The Atlantic’s Molly Ball reports, “Religious Right Still Lacking a Champion in 2012 Field.”
Ball attended a public discussion between Sojourners’ Jim Wallis, a standard-bearer for progressive evangelicals, and Richard Land, the conservative head of the Southern Baptist Ethics and Religious Liberty Commission.
It’s somewhat encouraging to hear Land criticizing the Republican primary field for their one-upmanship in scapegoating Sooners:
Richard Land, president of the Ethics and Religious Liberty Commission of the Southern Baptist Convention, said the GOP candidates’ tough talk on illegal immigration, as well as their anti-government fervor, are alienating Christian voters. …
Land insists evangelicals will be motivated to vote for the Republican nominee, whoever it is, by their antipathy toward President Obama and his policies. But in a panel at the National Press Club on Wednesday, Land’s criticisms of some of the rhetoric and positions that have become commonplace in today’s GOP were striking.
Asked whether the “compassionate conservatism” of George W. Bush has fallen by the wayside, Land said, “It existed, and it exists. One reason there’s a lot of frustration on the part of evangelicals is we don’t see anyone who’s running who fits that model.”

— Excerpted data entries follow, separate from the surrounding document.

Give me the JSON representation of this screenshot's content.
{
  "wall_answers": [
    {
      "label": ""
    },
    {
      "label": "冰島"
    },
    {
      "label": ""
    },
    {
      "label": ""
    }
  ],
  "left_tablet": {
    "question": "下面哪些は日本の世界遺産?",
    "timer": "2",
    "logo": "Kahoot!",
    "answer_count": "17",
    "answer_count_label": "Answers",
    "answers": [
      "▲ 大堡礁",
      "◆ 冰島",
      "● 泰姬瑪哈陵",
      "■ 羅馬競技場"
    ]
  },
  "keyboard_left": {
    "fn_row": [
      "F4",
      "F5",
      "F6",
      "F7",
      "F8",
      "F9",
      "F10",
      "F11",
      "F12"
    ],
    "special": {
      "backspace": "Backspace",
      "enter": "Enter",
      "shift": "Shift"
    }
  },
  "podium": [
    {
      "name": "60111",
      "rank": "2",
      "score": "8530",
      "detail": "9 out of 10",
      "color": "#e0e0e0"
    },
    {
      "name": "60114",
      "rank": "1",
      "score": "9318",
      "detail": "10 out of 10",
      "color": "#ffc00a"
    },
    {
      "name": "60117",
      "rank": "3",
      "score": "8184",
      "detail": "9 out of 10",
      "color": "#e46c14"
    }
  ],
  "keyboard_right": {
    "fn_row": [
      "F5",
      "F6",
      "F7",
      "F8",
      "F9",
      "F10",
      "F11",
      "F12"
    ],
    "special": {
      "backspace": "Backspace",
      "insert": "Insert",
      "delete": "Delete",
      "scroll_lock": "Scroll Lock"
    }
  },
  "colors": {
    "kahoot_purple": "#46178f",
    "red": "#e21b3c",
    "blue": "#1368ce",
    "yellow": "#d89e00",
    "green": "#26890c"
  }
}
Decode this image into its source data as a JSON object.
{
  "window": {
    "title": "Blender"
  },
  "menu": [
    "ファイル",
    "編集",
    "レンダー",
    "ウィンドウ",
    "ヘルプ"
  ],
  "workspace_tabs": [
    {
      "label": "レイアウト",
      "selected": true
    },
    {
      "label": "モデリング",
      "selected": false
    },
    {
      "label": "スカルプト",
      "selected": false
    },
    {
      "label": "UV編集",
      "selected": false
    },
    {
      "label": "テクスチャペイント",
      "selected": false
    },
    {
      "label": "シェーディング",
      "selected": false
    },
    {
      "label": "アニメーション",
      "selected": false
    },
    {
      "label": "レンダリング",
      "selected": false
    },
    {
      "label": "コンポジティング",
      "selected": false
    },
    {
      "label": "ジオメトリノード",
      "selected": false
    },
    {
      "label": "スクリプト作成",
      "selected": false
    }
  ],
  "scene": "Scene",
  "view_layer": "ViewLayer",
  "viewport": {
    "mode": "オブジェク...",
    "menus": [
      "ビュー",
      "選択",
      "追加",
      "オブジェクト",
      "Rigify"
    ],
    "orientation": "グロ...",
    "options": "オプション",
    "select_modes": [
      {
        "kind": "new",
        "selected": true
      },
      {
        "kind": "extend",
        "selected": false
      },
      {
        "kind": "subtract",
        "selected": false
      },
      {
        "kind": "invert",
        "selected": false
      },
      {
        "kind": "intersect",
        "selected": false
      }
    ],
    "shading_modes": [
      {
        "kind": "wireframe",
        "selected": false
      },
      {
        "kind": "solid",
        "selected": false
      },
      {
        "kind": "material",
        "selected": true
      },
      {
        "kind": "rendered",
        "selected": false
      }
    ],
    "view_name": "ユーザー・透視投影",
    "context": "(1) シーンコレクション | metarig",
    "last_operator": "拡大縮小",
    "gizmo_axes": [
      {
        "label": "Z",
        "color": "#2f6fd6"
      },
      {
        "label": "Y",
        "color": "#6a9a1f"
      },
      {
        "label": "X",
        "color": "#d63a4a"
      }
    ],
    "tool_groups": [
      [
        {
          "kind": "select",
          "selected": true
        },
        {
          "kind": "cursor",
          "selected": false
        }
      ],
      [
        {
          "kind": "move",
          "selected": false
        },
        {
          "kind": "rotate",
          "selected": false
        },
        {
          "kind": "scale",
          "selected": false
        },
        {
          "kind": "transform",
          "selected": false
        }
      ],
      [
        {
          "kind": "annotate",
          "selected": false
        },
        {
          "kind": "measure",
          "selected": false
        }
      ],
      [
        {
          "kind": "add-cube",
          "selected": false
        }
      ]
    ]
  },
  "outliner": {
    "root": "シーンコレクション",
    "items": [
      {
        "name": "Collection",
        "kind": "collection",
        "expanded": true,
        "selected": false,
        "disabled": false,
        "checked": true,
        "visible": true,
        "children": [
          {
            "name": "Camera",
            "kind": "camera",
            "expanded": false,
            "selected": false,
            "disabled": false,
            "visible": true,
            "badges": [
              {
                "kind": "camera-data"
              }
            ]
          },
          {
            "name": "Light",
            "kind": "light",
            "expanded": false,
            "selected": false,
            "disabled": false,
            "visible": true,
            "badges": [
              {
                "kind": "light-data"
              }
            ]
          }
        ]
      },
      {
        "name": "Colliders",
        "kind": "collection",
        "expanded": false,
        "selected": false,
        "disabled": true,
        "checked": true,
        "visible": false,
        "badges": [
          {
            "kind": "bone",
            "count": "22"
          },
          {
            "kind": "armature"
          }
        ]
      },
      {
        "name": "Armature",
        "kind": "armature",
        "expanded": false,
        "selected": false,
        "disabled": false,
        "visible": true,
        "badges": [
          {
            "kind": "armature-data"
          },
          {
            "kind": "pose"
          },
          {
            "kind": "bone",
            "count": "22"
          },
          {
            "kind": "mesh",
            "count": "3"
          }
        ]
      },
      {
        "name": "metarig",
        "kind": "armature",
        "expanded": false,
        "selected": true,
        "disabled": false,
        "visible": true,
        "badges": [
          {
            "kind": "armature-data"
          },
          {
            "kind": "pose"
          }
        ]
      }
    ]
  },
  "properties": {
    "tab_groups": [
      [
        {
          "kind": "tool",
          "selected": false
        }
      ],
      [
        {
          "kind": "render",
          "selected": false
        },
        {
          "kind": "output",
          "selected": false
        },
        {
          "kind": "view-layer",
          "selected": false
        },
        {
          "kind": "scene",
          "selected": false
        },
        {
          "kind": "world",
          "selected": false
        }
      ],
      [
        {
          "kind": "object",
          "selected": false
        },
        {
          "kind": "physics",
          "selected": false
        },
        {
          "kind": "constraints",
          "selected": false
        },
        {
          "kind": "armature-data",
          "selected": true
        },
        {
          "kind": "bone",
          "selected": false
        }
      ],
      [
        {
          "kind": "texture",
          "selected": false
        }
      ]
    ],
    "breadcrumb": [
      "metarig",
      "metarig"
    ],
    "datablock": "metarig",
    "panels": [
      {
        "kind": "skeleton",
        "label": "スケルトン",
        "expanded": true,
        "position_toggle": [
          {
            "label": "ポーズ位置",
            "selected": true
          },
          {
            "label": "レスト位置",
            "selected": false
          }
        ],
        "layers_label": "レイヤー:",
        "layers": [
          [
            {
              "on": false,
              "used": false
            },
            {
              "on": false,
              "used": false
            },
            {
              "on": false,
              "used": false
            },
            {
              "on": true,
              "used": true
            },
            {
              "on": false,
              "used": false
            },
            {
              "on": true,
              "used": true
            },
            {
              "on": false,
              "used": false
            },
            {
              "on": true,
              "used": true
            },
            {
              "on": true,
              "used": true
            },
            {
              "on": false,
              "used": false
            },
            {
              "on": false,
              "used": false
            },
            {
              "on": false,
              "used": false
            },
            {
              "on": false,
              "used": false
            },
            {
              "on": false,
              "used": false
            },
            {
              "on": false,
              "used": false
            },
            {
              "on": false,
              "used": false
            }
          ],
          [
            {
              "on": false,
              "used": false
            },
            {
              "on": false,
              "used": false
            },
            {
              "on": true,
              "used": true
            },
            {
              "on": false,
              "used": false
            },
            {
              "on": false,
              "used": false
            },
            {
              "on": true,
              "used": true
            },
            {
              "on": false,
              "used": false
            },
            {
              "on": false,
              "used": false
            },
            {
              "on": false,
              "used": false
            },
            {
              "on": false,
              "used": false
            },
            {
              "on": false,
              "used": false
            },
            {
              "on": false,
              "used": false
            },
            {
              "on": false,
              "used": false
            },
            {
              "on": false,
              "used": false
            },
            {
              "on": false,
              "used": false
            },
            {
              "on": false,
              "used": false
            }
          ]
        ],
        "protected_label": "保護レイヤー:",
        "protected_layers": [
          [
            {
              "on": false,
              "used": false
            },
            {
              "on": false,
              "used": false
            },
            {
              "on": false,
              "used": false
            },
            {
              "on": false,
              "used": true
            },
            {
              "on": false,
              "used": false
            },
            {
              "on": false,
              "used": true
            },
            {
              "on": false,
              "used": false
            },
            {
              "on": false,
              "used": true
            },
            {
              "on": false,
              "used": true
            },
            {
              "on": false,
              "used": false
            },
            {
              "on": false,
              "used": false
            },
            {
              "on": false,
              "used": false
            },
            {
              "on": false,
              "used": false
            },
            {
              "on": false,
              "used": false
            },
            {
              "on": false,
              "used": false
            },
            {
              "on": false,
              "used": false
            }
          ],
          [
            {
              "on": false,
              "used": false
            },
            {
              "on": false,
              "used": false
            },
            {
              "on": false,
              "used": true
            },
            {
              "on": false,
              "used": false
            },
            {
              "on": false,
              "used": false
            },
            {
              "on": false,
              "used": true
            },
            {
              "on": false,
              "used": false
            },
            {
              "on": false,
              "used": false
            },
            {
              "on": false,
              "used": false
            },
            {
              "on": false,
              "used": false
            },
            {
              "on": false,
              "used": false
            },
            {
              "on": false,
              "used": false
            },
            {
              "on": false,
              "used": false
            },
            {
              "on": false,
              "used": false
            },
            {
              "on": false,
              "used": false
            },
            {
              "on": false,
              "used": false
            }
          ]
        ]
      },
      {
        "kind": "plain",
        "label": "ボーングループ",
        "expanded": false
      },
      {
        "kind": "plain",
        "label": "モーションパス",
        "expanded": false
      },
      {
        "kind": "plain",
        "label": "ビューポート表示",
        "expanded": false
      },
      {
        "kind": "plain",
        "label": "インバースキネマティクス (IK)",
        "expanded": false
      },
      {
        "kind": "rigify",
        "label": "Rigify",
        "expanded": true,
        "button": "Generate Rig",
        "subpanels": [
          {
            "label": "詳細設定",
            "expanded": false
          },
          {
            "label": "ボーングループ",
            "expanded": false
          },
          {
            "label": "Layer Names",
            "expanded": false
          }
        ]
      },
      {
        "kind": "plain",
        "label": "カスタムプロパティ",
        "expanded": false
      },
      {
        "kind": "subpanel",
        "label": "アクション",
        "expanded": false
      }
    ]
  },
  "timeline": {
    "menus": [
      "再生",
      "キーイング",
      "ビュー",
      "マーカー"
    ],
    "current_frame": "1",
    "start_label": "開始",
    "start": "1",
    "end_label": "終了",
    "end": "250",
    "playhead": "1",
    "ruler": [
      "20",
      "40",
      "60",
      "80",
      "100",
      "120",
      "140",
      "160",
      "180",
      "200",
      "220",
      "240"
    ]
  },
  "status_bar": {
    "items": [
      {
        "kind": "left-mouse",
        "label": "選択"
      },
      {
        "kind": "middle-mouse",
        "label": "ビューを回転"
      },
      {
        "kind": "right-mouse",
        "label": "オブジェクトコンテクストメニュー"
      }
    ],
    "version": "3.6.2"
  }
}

He added, “I am more of a Bushie than a Reagan or Perry on these issues. Reaganism believed that government is a necessary evil and we should have as little of it as possible. I happen to think government can be used as a way of empowering people to make good, positive decisions for themselves.”
Land cited the post-World War II G.I. Bill as an example as well as a robust commitment to foreign aid. In addition, he bemoaned the demonizing of illegal immigrants.
“There has been shameless politicking on this issue from both sides of the aisle,” he said. In their cynical jockeying for political advantage, he said, “One side has ginned up nativism, while the other side has ginned up fear in the Hispanic community.” Meanwhile, the majority of Americans support some kind of comprehensive immigration reform.
I think Land overstates the case for “compassionate conservatism,” which seemed more slogan than substance — and was confirmed by John DiIulio, David Kuo and others as all-slogan and no substance. Land’s “both sides do it” false equivalence on immigration is also just silly. But still it’s good to see his Huntsman-esque refusal to cater to the pressure to take ever-more extreme stances to please the tea party base of his Republican constituency.As for the lack of a “champion” for the religious right referred to in Ball’s headline, I think there’s a bit of a Mitt Romney effect happening, and I think that explains part of what Land tells Ball about why “conservative evangelicals are frustrated with their choices in the Republican presidential field.”
The key to winning over such conservative evangelical Republicans used to be saying all the right things about their key social issues. Any candidate who could recite the proper formulation expressing opposition to abortion and homosexuality could be deemed acceptable.
Yet here is Mitt Romney saying all the things that they want to hear in precisely the formulation of those sentiments that they prefer. But they still don’t trust him. They don’t believe him because they remember that, as governor of Massachusetts, Romney used to say all the things that liberals wanted to hear too.
Romney thus serves as a constant reminder that just because a candidate says he or she supports all the litmus-test issues that matter preeminently for conservative evangelical voters it doesn’t mean that candidate is really on their side. Their suspicion of Romney reminds them of the possibility of viewing Rick Perry, Newt Gingrich and Herman Cain with a similar suspicion.
And because of that, just parroting the right applause lines is no longer enough to make a candidate a “champion” who can rally the religious right.
That may create a bit of an enthusiasm problem, but as Richard Land notes, it won’t change how these partisans will be voting next year due to their “antipathy toward President Obama and his policies.” That antipathy isn’t generally based on reality, but it remains firm due to having been carefully, studiously cultivated by people like Richard Land, who despite his more reasonable comments above, also displays an ugly willingness to tell bald-faced lies.